• Work to be completed
If the records include pictures, omit them and set down everything else verbatim.

• Information provided
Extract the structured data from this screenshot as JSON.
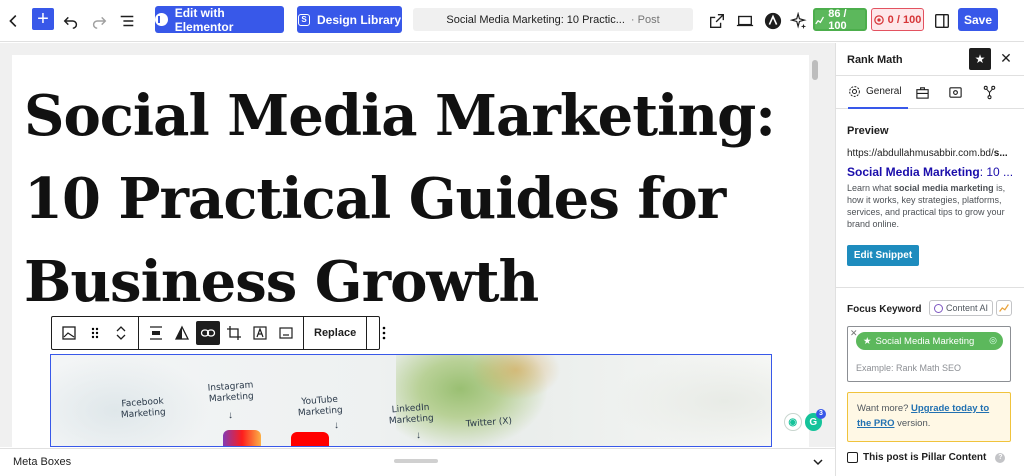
{
  "topbar": {
    "elementor_label": "Edit with Elementor",
    "design_library_label": "Design Library",
    "doc_title": "Social Media Marketing: 10 Practic...",
    "doc_type": "· Post",
    "seo_score": "86 / 100",
    "readability_score": "0 / 100",
    "save_label": "Save",
    "accent": "#3858e9"
  },
  "editor": {
    "post_title": "Social Media Marketing: 10 Practical Guides for Business Growth",
    "toolbar": {
      "replace_label": "Replace"
    },
    "image_labels": [
      "Facebook Marketing",
      "Instagram Marketing",
      "YouTube Marketing",
      "LinkedIn Marketing",
      "Twitter (X)"
    ]
  },
  "meta_boxes": {
    "label": "Meta Boxes"
  },
  "sidebar": {
    "title": "Rank Math",
    "tab_general": "General",
    "preview": {
      "heading": "Preview",
      "url_prefix": "https://abdullahmusabbir.com.bd/",
      "url_bold": "s...",
      "title_bold": "Social Media Marketing",
      "title_rest": ": 10 ...",
      "desc_1": "Learn what ",
      "desc_bold": "social media marketing",
      "desc_2": " is, how it works, key strategies, platforms, services, and practical tips to grow your brand online.",
      "edit_snippet_label": "Edit Snippet"
    },
    "focus_keyword": {
      "label": "Focus Keyword",
      "content_ai_label": "Content AI",
      "keyword": "Social Media Marketing",
      "placeholder": "Example: Rank Math SEO"
    },
    "upgrade": {
      "text_1": "Want more? ",
      "link": "Upgrade today to the PRO",
      "text_2": " version."
    },
    "pillar_label": "This post is Pillar Content"
  }
}
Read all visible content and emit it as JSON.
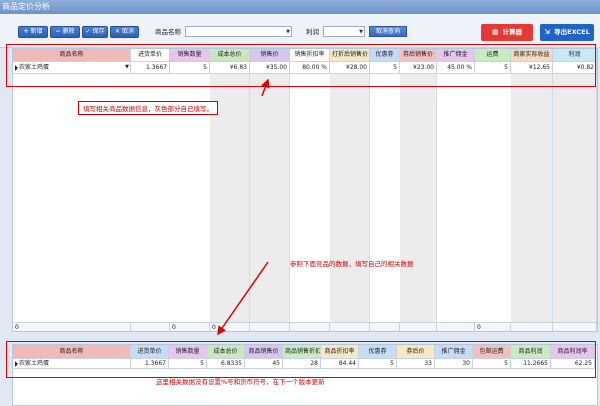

• Reply
Extract the structured data from this screenshot as JSON.
{
  "topbar": {
    "elementor_label": "Edit with Elementor",
    "design_library_label": "Design Library",
    "doc_title": "Social Media Marketing: 10 Practic...",
    "doc_type": "· Post",
    "seo_score": "86 / 100",
    "readability_score": "0 / 100",
    "save_label": "Save",
    "accent": "#3858e9"
  },
  "editor": {
    "post_title": "Social Media Marketing: 10 Practical Guides for Business Growth",
    "toolbar": {
      "replace_label": "Replace"
    },
    "image_labels": [
      "Facebook Marketing",
      "Instagram Marketing",
      "YouTube Marketing",
      "LinkedIn Marketing",
      "Twitter (X)"
    ]
  },
  "meta_boxes": {
    "label": "Meta Boxes"
  },
  "sidebar": {
    "title": "Rank Math",
    "tab_general": "General",
    "preview": {
      "heading": "Preview",
      "url_prefix": "https://abdullahmusabbir.com.bd/",
      "url_bold": "s...",
      "title_bold": "Social Media Marketing",
      "title_rest": ": 10 ...",
      "desc_1": "Learn what ",
      "desc_bold": "social media marketing",
      "desc_2": " is, how it works, key strategies, platforms, services, and practical tips to grow your brand online.",
      "edit_snippet_label": "Edit Snippet"
    },
    "focus_keyword": {
      "label": "Focus Keyword",
      "content_ai_label": "Content AI",
      "keyword": "Social Media Marketing",
      "placeholder": "Example: Rank Math SEO"
    },
    "upgrade": {
      "text_1": "Want more? ",
      "link": "Upgrade today to the PRO",
      "text_2": " version."
    },
    "pillar_label": "This post is Pillar Content"
  }
}
Read all visible content and emit it as JSON.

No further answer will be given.